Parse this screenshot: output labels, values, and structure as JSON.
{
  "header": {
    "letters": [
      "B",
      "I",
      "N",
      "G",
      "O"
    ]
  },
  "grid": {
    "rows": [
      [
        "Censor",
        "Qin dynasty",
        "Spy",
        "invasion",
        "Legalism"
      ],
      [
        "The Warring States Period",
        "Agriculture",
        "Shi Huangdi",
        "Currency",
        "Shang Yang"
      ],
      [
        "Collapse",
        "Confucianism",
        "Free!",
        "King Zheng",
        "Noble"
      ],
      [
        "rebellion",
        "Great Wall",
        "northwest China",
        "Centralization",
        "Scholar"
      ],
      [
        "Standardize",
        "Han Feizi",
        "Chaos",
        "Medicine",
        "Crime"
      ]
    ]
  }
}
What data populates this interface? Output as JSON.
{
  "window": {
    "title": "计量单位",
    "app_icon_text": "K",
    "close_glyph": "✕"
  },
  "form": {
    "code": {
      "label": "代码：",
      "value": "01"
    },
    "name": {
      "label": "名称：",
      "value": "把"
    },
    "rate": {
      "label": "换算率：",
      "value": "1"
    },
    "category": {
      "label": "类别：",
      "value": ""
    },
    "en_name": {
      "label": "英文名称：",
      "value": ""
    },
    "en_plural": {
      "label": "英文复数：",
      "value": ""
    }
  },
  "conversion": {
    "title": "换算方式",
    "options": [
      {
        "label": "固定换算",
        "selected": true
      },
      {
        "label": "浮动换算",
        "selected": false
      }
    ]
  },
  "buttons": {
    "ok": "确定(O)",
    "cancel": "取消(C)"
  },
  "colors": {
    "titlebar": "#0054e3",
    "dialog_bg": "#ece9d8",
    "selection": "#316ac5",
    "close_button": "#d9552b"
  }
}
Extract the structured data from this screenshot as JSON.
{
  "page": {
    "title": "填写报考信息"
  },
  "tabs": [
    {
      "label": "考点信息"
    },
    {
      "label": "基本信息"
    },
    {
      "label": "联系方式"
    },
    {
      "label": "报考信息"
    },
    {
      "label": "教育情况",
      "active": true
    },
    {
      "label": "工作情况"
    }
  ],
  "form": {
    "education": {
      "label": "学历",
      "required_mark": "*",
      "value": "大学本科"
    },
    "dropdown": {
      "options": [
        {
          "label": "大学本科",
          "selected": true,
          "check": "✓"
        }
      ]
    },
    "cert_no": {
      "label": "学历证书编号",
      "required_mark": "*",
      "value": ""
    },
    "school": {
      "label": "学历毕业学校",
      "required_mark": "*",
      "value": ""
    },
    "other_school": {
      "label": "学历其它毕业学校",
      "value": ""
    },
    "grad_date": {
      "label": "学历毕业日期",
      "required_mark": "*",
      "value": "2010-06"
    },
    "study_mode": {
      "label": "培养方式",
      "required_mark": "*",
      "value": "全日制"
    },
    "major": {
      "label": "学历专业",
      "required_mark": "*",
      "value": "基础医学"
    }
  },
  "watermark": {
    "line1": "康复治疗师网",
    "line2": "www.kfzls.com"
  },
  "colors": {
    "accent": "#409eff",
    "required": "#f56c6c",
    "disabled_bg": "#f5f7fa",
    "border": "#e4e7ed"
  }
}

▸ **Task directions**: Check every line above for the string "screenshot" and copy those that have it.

▸ **Finished exercise**:
Parse this screenshot: output labels, values, and structure as JSON.
Extract the structured data from this screenshot as JSON.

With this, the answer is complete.